The attached line has us scratching our heads. The tentative plan is to use small-note symbol, coincidence signs on the "and" of 3, and commas to show the cross-beat 8th beaming of the large-print notes. If you've got a better approach to these measures, we sure would like to hear it.
But what about the order of the comma and coincidence signs when they occur together? I suppose it would be possible for multiple coincidence signs to occur within a comma-delineated group. Perhaps more importantly, the basis of the order of signs is that the closer you get to the note name, the more specific the signs are to that note. In my mind, the precise temporal location of the note is more specific than its relationship to the notes following it. So I would put the comma first in this situation. But there may be other ways of looking at it that I haven't thought of.

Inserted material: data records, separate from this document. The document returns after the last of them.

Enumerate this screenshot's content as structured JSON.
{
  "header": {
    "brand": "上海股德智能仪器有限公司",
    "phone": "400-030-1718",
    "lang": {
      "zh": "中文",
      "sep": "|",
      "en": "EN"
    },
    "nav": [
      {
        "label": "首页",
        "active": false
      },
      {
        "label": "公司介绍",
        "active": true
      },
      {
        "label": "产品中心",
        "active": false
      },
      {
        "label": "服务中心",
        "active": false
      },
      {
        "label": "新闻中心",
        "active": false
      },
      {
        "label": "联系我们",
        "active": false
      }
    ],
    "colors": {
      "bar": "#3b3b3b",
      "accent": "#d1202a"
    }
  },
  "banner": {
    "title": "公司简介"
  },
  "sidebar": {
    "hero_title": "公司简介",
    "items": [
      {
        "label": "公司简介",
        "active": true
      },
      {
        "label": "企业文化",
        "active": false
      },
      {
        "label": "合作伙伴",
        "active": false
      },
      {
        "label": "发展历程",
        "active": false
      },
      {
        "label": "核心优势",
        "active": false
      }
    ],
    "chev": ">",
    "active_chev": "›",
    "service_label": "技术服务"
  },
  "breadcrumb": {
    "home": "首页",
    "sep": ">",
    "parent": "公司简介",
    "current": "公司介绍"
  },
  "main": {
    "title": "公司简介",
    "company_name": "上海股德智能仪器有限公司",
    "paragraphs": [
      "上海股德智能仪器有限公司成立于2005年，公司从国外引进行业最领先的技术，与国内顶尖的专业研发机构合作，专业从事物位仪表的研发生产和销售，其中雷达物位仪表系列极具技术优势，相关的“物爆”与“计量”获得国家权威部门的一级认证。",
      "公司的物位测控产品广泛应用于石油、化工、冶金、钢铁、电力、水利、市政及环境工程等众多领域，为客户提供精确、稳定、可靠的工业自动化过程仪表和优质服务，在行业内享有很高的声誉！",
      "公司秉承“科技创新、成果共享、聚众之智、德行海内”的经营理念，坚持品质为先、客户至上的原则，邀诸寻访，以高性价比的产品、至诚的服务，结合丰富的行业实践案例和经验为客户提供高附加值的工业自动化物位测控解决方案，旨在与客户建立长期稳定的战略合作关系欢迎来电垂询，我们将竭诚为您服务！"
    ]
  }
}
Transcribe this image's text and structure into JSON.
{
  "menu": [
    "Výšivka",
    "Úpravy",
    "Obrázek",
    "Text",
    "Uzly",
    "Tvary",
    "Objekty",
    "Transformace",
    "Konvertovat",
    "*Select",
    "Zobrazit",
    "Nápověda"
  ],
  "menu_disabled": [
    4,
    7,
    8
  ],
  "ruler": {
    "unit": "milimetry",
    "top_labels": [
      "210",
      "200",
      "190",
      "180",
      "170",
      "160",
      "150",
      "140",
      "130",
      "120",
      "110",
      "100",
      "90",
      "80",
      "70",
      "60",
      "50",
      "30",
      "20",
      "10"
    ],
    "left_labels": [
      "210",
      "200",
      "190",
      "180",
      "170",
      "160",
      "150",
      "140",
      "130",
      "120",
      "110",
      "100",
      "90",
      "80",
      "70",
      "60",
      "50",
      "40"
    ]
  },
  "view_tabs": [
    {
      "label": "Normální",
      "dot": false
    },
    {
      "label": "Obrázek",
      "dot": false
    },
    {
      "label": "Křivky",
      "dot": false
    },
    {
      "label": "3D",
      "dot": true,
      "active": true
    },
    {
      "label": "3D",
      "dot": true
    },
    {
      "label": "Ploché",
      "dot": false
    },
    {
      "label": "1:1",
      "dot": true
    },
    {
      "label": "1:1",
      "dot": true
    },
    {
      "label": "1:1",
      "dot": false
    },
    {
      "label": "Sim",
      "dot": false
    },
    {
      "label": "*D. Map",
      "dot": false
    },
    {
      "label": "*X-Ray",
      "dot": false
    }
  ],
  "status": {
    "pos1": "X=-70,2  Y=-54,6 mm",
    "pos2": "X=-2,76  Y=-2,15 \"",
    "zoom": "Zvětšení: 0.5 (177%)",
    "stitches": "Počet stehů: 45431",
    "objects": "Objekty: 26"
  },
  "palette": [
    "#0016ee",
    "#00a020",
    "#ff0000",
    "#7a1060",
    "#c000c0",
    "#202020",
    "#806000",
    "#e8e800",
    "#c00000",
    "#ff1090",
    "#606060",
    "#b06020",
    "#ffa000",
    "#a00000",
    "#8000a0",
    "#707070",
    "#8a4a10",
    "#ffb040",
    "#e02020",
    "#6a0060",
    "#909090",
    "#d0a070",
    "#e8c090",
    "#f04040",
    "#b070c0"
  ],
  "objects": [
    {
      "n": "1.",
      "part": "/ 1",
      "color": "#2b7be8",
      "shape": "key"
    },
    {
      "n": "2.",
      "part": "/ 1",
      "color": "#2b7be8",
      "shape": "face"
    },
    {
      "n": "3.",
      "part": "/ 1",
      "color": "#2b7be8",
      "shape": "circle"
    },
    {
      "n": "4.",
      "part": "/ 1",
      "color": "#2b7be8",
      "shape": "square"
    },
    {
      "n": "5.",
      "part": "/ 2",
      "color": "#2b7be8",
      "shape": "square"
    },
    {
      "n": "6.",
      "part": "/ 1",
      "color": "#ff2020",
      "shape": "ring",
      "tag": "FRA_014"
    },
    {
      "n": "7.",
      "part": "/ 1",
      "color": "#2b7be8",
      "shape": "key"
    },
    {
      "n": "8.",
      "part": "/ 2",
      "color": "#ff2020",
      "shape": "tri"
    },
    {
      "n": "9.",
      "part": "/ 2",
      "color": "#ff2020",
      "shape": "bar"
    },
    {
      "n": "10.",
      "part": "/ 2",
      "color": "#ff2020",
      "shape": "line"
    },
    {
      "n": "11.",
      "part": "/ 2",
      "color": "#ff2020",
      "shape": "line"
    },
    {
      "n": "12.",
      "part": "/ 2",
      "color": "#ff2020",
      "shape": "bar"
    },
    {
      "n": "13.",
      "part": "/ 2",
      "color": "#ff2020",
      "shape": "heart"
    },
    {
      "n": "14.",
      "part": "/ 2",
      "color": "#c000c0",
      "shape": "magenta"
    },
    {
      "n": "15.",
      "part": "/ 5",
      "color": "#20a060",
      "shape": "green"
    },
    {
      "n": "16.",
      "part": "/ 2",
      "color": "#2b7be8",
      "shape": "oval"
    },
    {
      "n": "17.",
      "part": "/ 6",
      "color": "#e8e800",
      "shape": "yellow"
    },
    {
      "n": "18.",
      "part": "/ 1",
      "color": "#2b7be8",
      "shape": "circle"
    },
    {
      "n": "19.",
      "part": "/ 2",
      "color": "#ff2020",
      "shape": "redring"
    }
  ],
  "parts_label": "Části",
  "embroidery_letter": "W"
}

Start with the knowledge that I am not a pianist. I always try to show things in the simplest possible way, and what I think is simple sometimes does not seem so to a pianist. Here's how I would handle this passage, as long as it ts not a facsimile transcription. I went back to Appendix C of the old De Garmo for inspiration, but did not find an exactly parallel illustration.
Since the pianist is clearly not to wait until the end of the duration of the eighth note to start the "grace notes," I think an in-accord starting with a "grace-rest" is necessary. I'd show the opening eighth note and two dot-5 eighth rests in the first side of the I-A. In the second side, I'd show the grace-rest, the opening bracket slur and all of the grace notes. I'd use the measure-division sign to end that line (the RH part will be similarly divided, with an I-A. In the next parallel, I'd simply end the bracket slur after the eighth note A. I don't think any concidence signs are necessary. I really don't see any reason to show the beams across the beats except in a facsimile transcription. I'll try to attach a Brasille2000 copy.